Of course, this raised a panic. After a few phone calls, we were able to discover that a couple of offers had been made on the house, but the offers had been contingent on the seller making a lot of repairs. That is why the price kept coming down. The seller wanted to unload it as-is and was not willing to fix anything. Well, this was no problem to us. I am a handy guy. I don’t mind a fixer-upper at all.

This story is growing quite tiresome. I have more to get to.
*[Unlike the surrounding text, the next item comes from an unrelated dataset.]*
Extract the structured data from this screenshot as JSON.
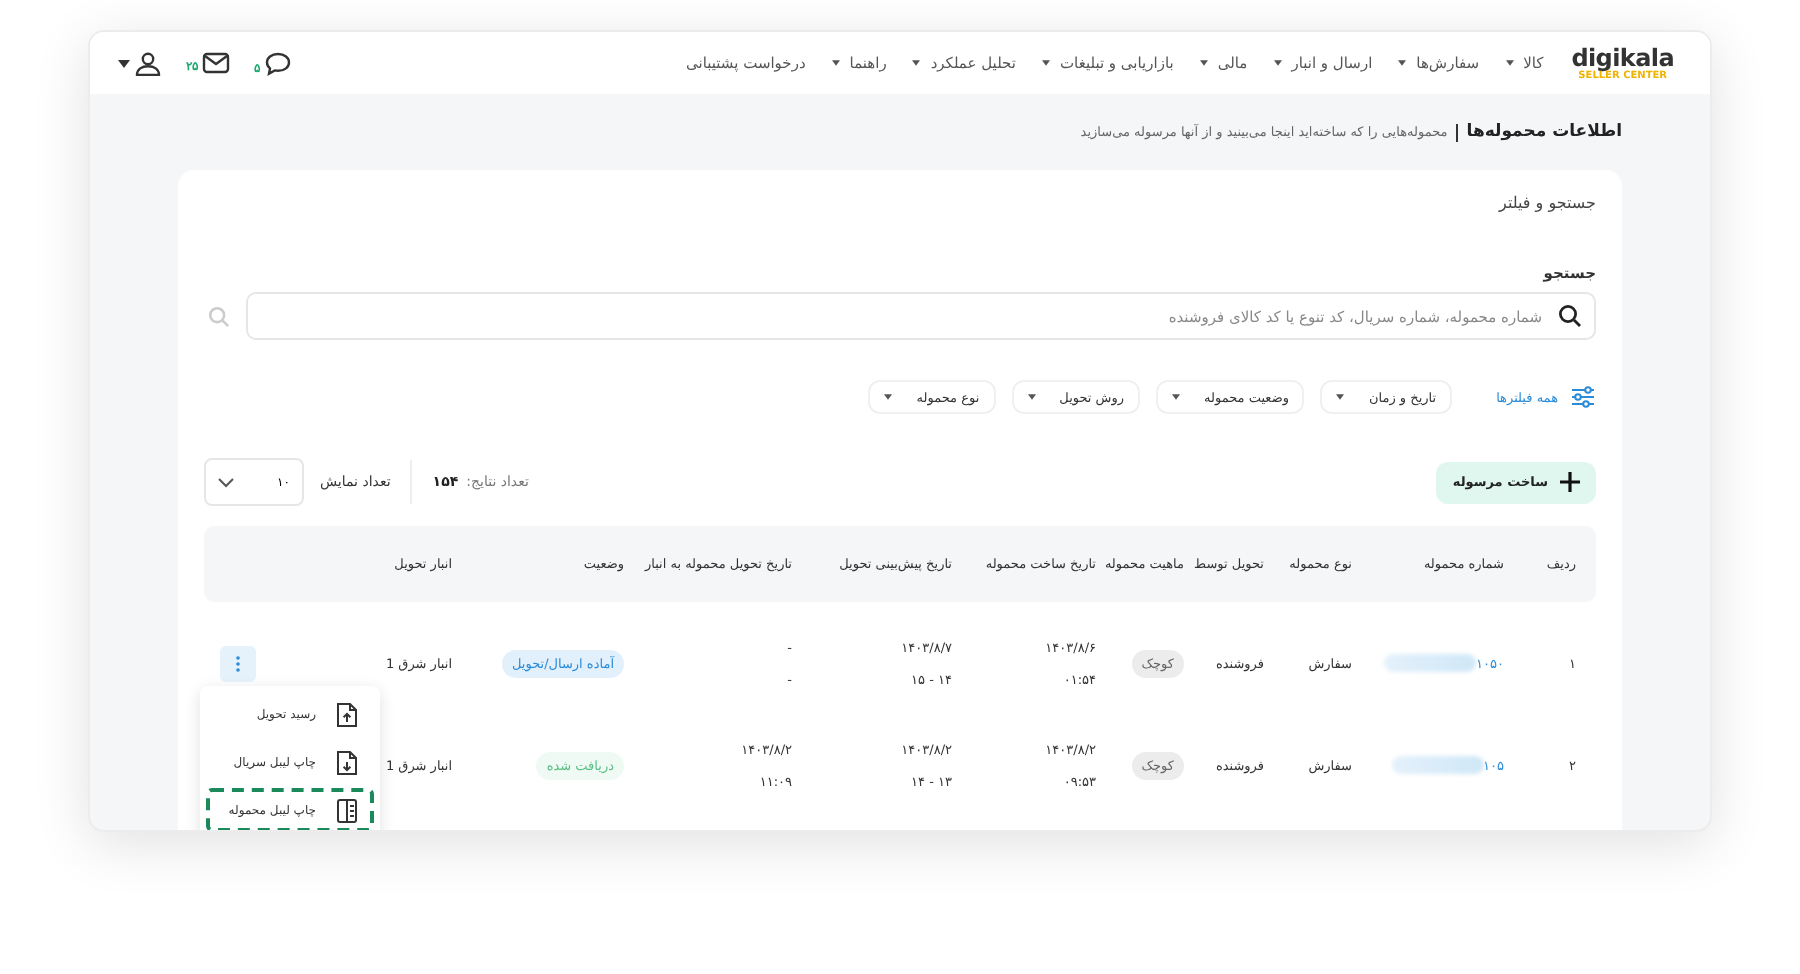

In short, we made a generous offer on the Park Hill house. The seller rejected it totally and did not counter-offer. We came back and offered what his asking price had been before he took it off of the market. I was willing to take the house as is, I just wanted a termite contract and to have it appraised. This asshole told me that the only offer he would be willing to accept was: asking price, absolutely no conditions, and $750 in non-refundable earnest money. Well, obviously, anyone who has ever been involved in any sort of real estate transaction would recognize that there are at least one of two things going on here: either there is something really bad wrong with the house that he is not willing to disclose, or he just plain-old does not want to sell it. Either way, screw him. I was born at night, but it wasn’t last night.

But I am on my way to Alaska for a week. I made the offer on the house last night and did not find out that the deal was not going to happen until about noon today when I called our real estate agent from the Seattle airport. When I get back from my trip I will have two weeks to get out of my current house and nowhere to go.
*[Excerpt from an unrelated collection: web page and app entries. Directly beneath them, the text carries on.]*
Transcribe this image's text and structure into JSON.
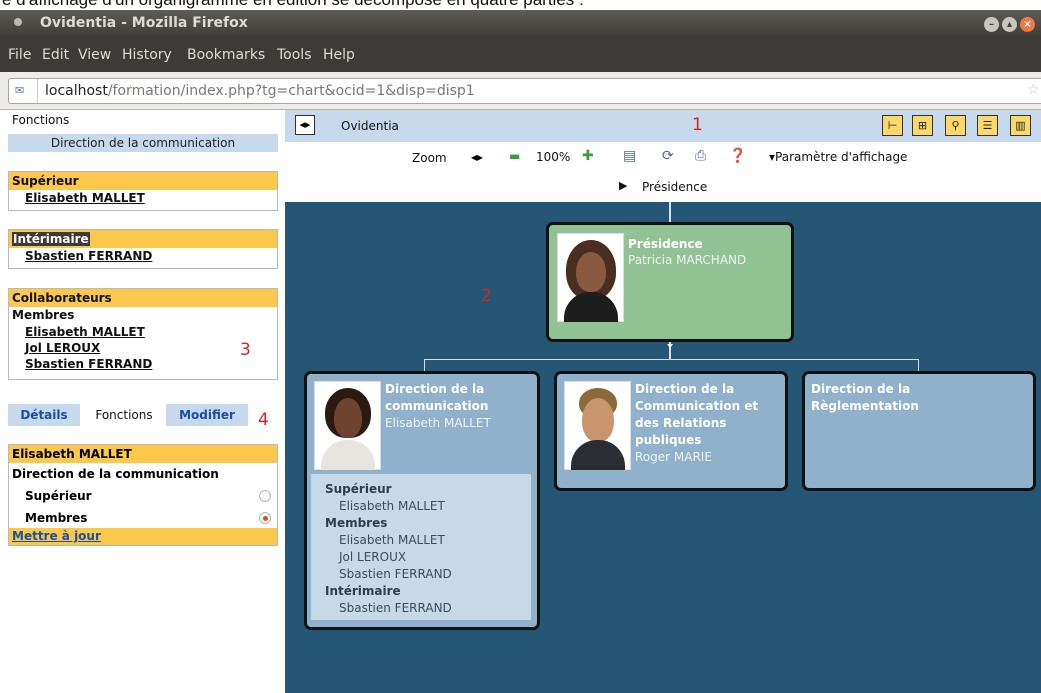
{
  "caption": "e d'affichage d'un organigramme en édition se décompose en quatre parties :",
  "window": {
    "title": "Ovidentia - Mozilla Firefox"
  },
  "menu": {
    "file": "File",
    "edit": "Edit",
    "view": "View",
    "history": "History",
    "bookmarks": "Bookmarks",
    "tools": "Tools",
    "help": "Help"
  },
  "url": {
    "host": "localhost",
    "path": "/formation/index.php?tg=chart&ocid=1&disp=disp1"
  },
  "sidebar": {
    "title": "Fonctions",
    "current_function": "Direction de la communication",
    "superior": {
      "header": "Supérieur",
      "name": "Elisabeth MALLET"
    },
    "interim": {
      "header": "Intérimaire",
      "name": "Sbastien FERRAND"
    },
    "collaborators": {
      "header": "Collaborateurs",
      "members_label": "Membres",
      "members": [
        "Elisabeth MALLET",
        "Jol LEROUX",
        "Sbastien FERRAND"
      ]
    },
    "tabs": {
      "details": "Détails",
      "functions": "Fonctions",
      "modify": "Modifier"
    },
    "edit": {
      "header": "Elisabeth MALLET",
      "function": "Direction de la communication",
      "role_superior": "Supérieur",
      "role_members": "Membres",
      "selected_role": "Membres",
      "update_link": "Mettre à jour"
    },
    "callouts": {
      "three": "3",
      "four": "4"
    }
  },
  "main": {
    "title": "Ovidentia",
    "callouts": {
      "one": "1",
      "two": "2"
    },
    "zoom_label": "Zoom",
    "zoom_level": "100%",
    "display_params": "Paramètre d'affichage",
    "breadcrumb": "Présidence"
  },
  "colors": {
    "accent": "#fbc84b",
    "sidebar_blue": "#c7d9ec",
    "canvas": "#255675",
    "top_node": "#91c293",
    "sub_node": "#8fb1cb",
    "callout": "#d8241f"
  },
  "chart": {
    "top": {
      "title": "Présidence",
      "person": "Patricia MARCHAND"
    },
    "children": [
      {
        "title_lines": [
          "Direction de la",
          "communication"
        ],
        "person": "Elisabeth MALLET"
      },
      {
        "title_lines": [
          "Direction de la",
          "Communication et",
          "des Relations",
          "publiques"
        ],
        "person": "Roger MARIE"
      },
      {
        "title_lines": [
          "Direction de la",
          "Règlementation"
        ],
        "person": ""
      }
    ],
    "details": {
      "superior_label": "Supérieur",
      "superior": "Elisabeth MALLET",
      "members_label": "Membres",
      "members": [
        "Elisabeth MALLET",
        "Jol LEROUX",
        "Sbastien FERRAND"
      ],
      "interim_label": "Intérimaire",
      "interim": "Sbastien FERRAND"
    }
  }
}
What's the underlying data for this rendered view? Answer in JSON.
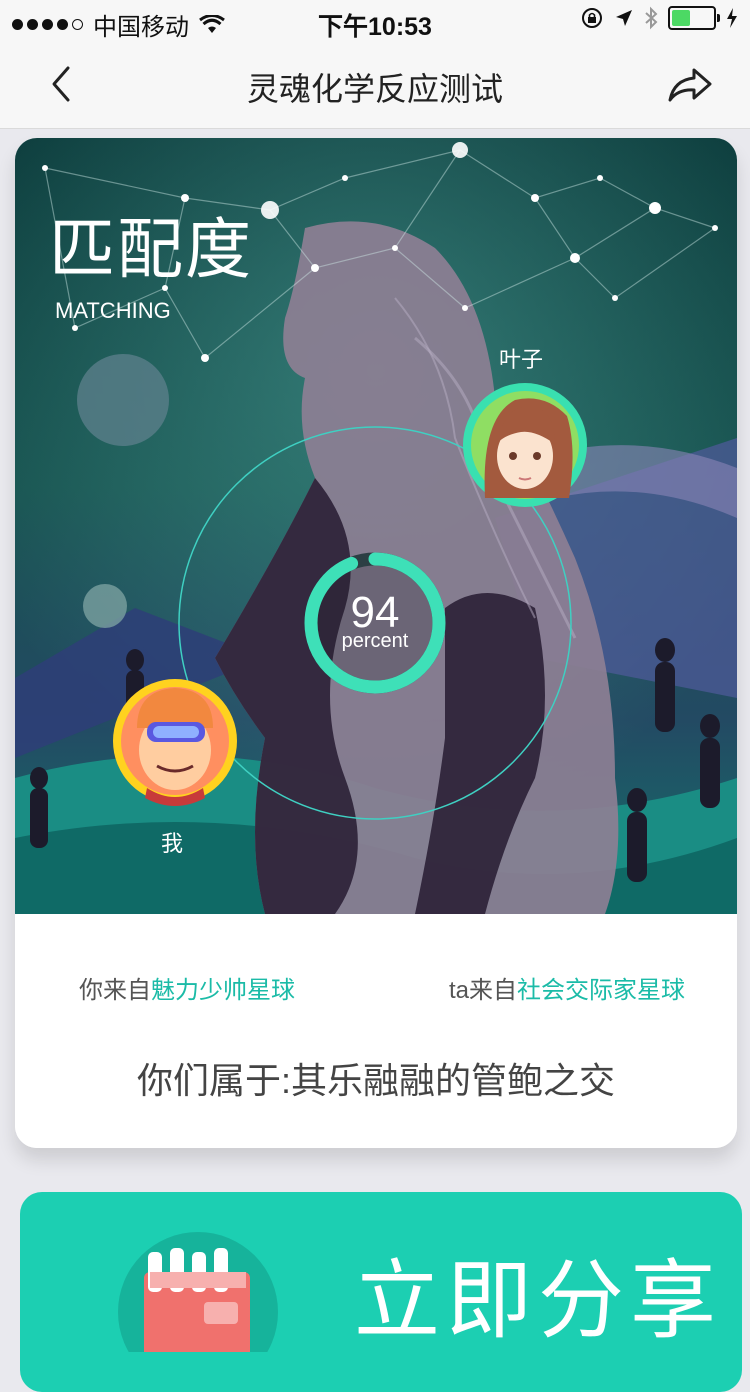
{
  "status_bar": {
    "carrier": "中国移动",
    "time": "下午10:53"
  },
  "nav": {
    "title": "灵魂化学反应测试"
  },
  "match": {
    "title": "匹配度",
    "subtitle": "MATCHING",
    "percent": "94",
    "percent_label": "percent",
    "percent_value": 94,
    "partner_name": "叶子",
    "self_name": "我"
  },
  "origin": {
    "self_prefix": "你来自",
    "self_planet": "魅力少帅星球",
    "partner_prefix": "ta来自",
    "partner_planet": "社会交际家星球"
  },
  "result": {
    "text": "你们属于:其乐融融的管鲍之交"
  },
  "share": {
    "label": "立即分享"
  },
  "colors": {
    "accent": "#1ccfb2",
    "highlight": "#1bbba7",
    "ring": "#3ee0b8",
    "self_ring": "#ffd21f",
    "partner_ring": "#39e0b0"
  }
}
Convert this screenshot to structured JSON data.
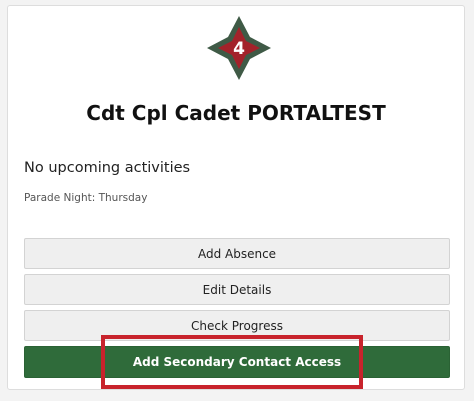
{
  "profile": {
    "rank_badge_number": "4",
    "name": "Cdt Cpl Cadet PORTALTEST",
    "activities_text": "No upcoming activities",
    "parade_night": "Parade Night: Thursday"
  },
  "actions": {
    "add_absence": "Add Absence",
    "edit_details": "Edit Details",
    "check_progress": "Check Progress",
    "add_secondary_contact": "Add Secondary Contact Access"
  },
  "colors": {
    "badge_outer": "#3f5a46",
    "badge_inner": "#a3222a",
    "primary_button": "#2f6b3a",
    "highlight_box": "#c8232c"
  }
}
No sense in fretting about it right now. We will just box everything up, put it into a storage unit, and bum around with relatives until we can find a suitable place. Judging from or previous record of finding houses, this should take about six months. Anybody out there live in the Little Rock area and willing to take on houseguests?

Really, I am not going to obsess about all of this right now. In my nearly twenty-seven years of existence I have flown on exactly one other occasion, and that was when Miss J. and I went to New Orleans on our honeymoon. That is about a two-hour flight from Little Rock on a puddle-jumping Southwest tin can. All of my various other travels have only once taken me to a state that does not touch Arkansas – last year on vacation we drove down to Gulf Shores, Alabama.
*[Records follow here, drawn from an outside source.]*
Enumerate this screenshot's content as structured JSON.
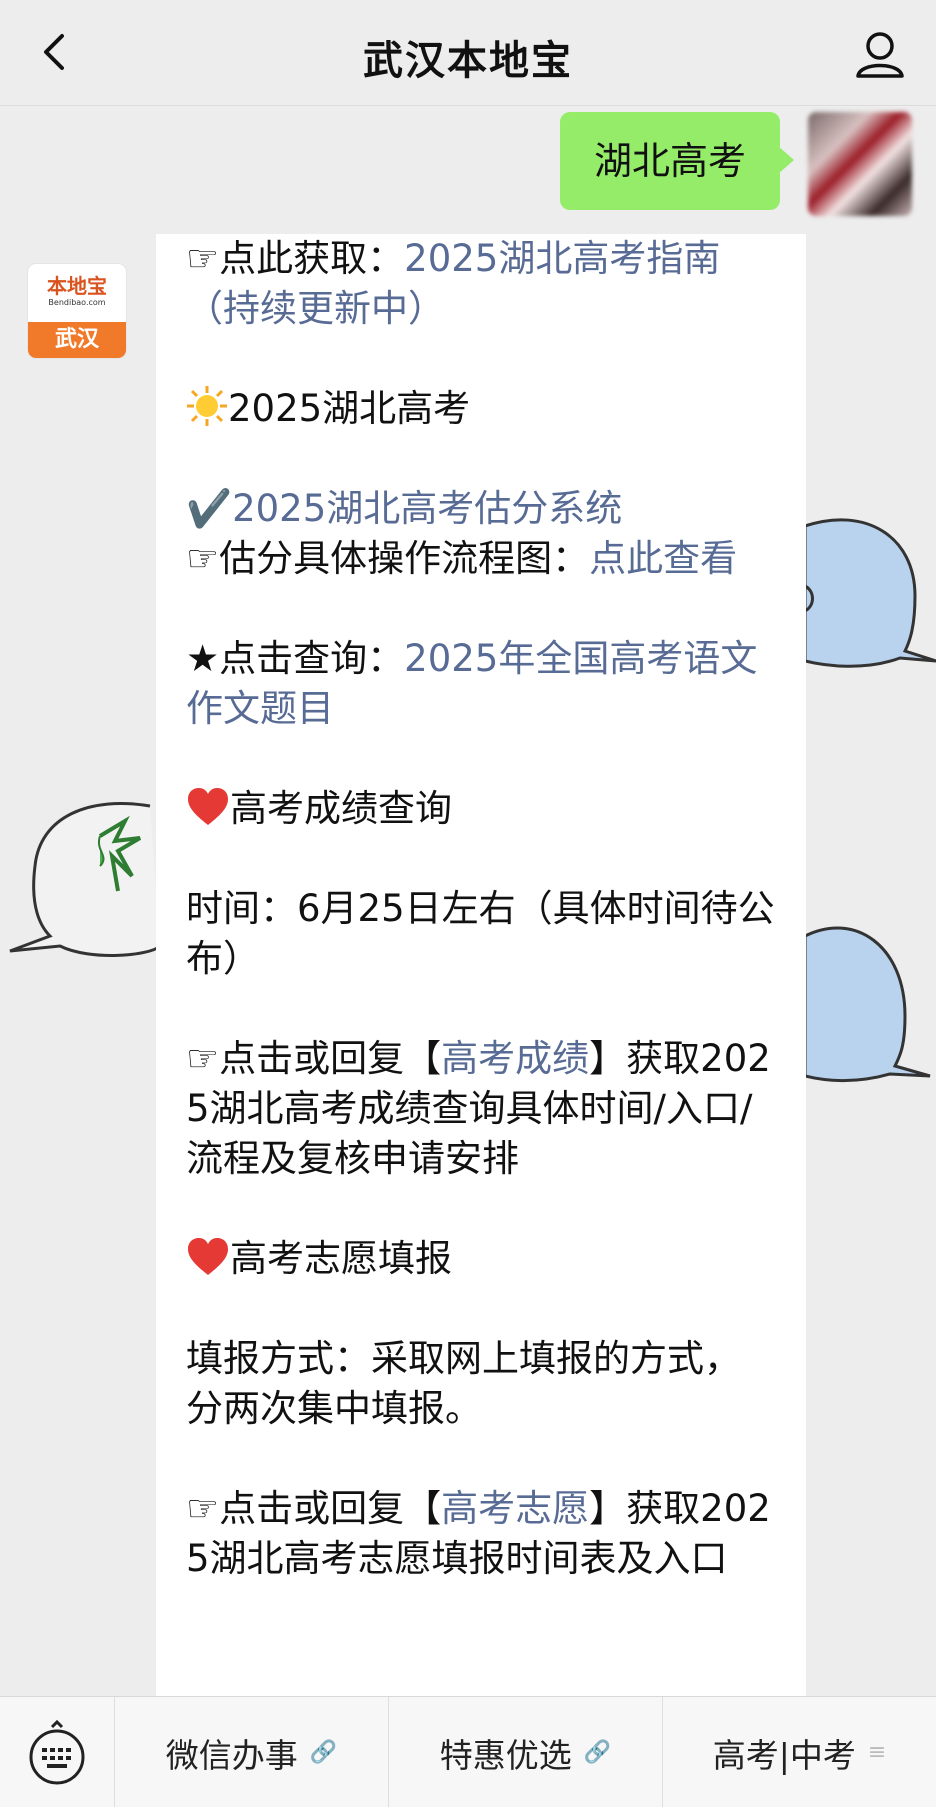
{
  "header": {
    "title": "武汉本地宝"
  },
  "outgoing_message": {
    "text": "湖北高考"
  },
  "account_logo": {
    "top_text": "本地宝",
    "mid_text": "Bendibao.com",
    "bottom_text": "武汉"
  },
  "article": {
    "p1_prefix": "☞点此获取：",
    "p1_link": "2025湖北高考指南（持续更新中）",
    "p2_text": "2025湖北高考",
    "p3_check": "✔️",
    "p3_link": "2025湖北高考估分系统",
    "p3_line2_prefix": "☞估分具体操作流程图：",
    "p3_line2_link": "点此查看",
    "p4_prefix": "★点击查询：",
    "p4_link": "2025年全国高考语文作文题目",
    "p5_text": "高考成绩查询",
    "p6_text": "时间：6月25日左右（具体时间待公布）",
    "p7_prefix": "☞点击或回复【",
    "p7_link": "高考成绩",
    "p7_suffix": "】获取2025湖北高考成绩查询具体时间/入口/流程及复核申请安排",
    "p8_text": "高考志愿填报",
    "p9_text": "填报方式：采取网上填报的方式，分两次集中填报。",
    "p10_prefix": "☞点击或回复【",
    "p10_link": "高考志愿",
    "p10_suffix": "】获取2025湖北高考志愿填报时间表及入口"
  },
  "bottom_menu": {
    "items": [
      {
        "label": "微信办事",
        "icon": "link-icon"
      },
      {
        "label": "特惠优选",
        "icon": "link-icon"
      },
      {
        "label": "高考|中考",
        "icon": "menu-lines-icon"
      }
    ]
  },
  "colors": {
    "link": "#576b95",
    "bubble_green": "#95ec69",
    "logo_orange": "#f07a2a"
  }
}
Today I have been on various airplanes and in various airports all over the country. I Have seen my first snow capped mountains. I have my sweet wife with me and I will see the home of her youth. I flew into Seattle and had a coffee. The weather there was exactly like it was supposed to be, cloudy. I have seen sights from my window seat (I will have the window seat. If you travel with me, you can get over it) that I have only read about or seen pictures of. Right now there is a real live Connecticut Jew sitting next to Miss J. He is wearing a yarmulke and reading The Atlantic magazine. When the Flight Attendant came around with lunch, he requested a kosher meal and then did not eat a single bite of it.

Did you know that if you keep flying west and keep changing planes, you get to eat lunch over and over? How cool is that?

The most encouraging thing about the trip: so far I have seen no suspicious Arabs.

Miss J says that Juneau is a nice little hippie town, and the people we are staying with live right downtown. I look forward to a week of wandering around an exotic new place, enjoying the sites, reading books that I bought last spring and did not have time to delve into, and writing pithy blog posts for you all from overstuffed chairs in cozy internet cafes.

But the thing I most look forward to doing this week is acting like a backwards redneck and exaggerating my accent for the northwester hippies. By the time I leave I want the good people of Juneau to think that everyone in Arkansas rides their hog to work every morning at the chicken-plucking plant.